> [Problem to solve]:
The answer must be every line below that holds the word "JSON".

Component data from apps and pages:
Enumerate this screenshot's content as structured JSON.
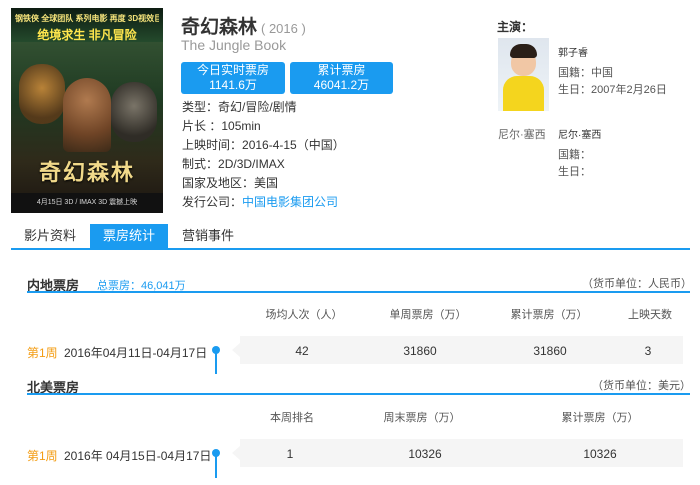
{
  "poster": {
    "top_line": "钢铁侠 全球团队 系列电影 再度 3D视效巨献",
    "tagline": "绝境求生 非凡冒险",
    "title": "奇幻森林",
    "footer": "4月15日 3D / IMAX 3D 震撼上映"
  },
  "movie": {
    "title": "奇幻森林",
    "year": "( 2016 )",
    "english_title": "The Jungle Book"
  },
  "stats": {
    "today_label": "今日实时票房",
    "today_value": "1141.6万",
    "total_label": "累计票房",
    "total_value": "46041.2万"
  },
  "info": {
    "genre_label": "类型：",
    "genre": "奇幻/冒险/剧情",
    "length_label": "片长 ：",
    "length": "105min",
    "release_label": "上映时间：",
    "release": "2016-4-15（中国）",
    "format_label": "制式：",
    "format": "2D/3D/IMAX",
    "region_label": "国家及地区：",
    "region": "美国",
    "distributor_label": "发行公司：",
    "distributor": "中国电影集团公司"
  },
  "cast": {
    "header": "主演：",
    "actor1_name": "郭子睿",
    "actor1_nationality": "国籍：中国",
    "actor1_birth": "生日：2007年2月26日",
    "actor2_alt": "尼尔·塞西",
    "actor2_name": "尼尔·塞西",
    "actor2_nationality": "国籍：",
    "actor2_birth": "生日："
  },
  "tabs": {
    "info": "影片资料",
    "boxoffice": "票房统计",
    "marketing": "营销事件"
  },
  "mainland": {
    "title": "内地票房",
    "total": "总票房：46,041万",
    "unit": "（货币单位：人民币）",
    "headers": [
      "场均人次（人）",
      "单周票房（万）",
      "累计票房（万）",
      "上映天数"
    ],
    "week": "第1周",
    "dates": "2016年04月11日-04月17日",
    "values": [
      "42",
      "31860",
      "31860",
      "3"
    ]
  },
  "northamerica": {
    "title": "北美票房",
    "unit": "（货币单位：美元）",
    "headers": [
      "本周排名",
      "周末票房（万）",
      "累计票房（万）"
    ],
    "week": "第1周",
    "dates": "2016年 04月15日-04月17日",
    "values": [
      "1",
      "10326",
      "10326"
    ]
  },
  "colors": {
    "accent": "#1a9bf0",
    "week_label": "#f39c12"
  },
  "icons": {
    "timeline_dot": "timeline-dot-icon"
  }
}
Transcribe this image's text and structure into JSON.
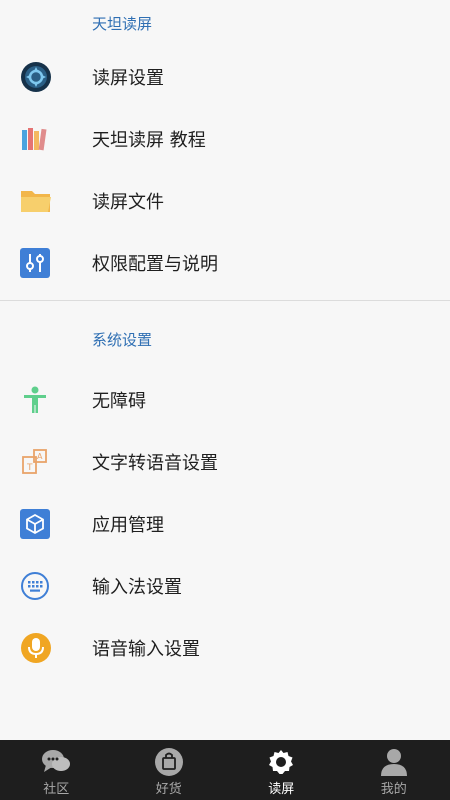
{
  "sections": [
    {
      "title": "天坦读屏",
      "items": [
        {
          "label": "读屏设置",
          "icon": "gear-icon"
        },
        {
          "label": "天坦读屏 教程",
          "icon": "books-icon"
        },
        {
          "label": "读屏文件",
          "icon": "folder-icon"
        },
        {
          "label": "权限配置与说明",
          "icon": "sliders-icon"
        }
      ]
    },
    {
      "title": "系统设置",
      "items": [
        {
          "label": "无障碍",
          "icon": "accessibility-icon"
        },
        {
          "label": "文字转语音设置",
          "icon": "text-to-speech-icon"
        },
        {
          "label": "应用管理",
          "icon": "app-cube-icon"
        },
        {
          "label": "输入法设置",
          "icon": "keyboard-icon"
        },
        {
          "label": "语音输入设置",
          "icon": "microphone-icon"
        }
      ]
    }
  ],
  "bottom_nav": [
    {
      "label": "社区",
      "icon": "chat-bubbles-icon",
      "active": false
    },
    {
      "label": "好货",
      "icon": "shopping-bag-icon",
      "active": false
    },
    {
      "label": "读屏",
      "icon": "gear-icon",
      "active": true
    },
    {
      "label": "我的",
      "icon": "person-icon",
      "active": false
    }
  ],
  "colors": {
    "section_title": "#2f6fb3",
    "nav_bg": "#1e1e1e",
    "nav_active": "#ffffff",
    "nav_inactive": "#a8a8a8"
  }
}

> [Task solution]:
Enumerate this screenshot's content as structured JSON.
Transcribe this image's text and structure into JSON.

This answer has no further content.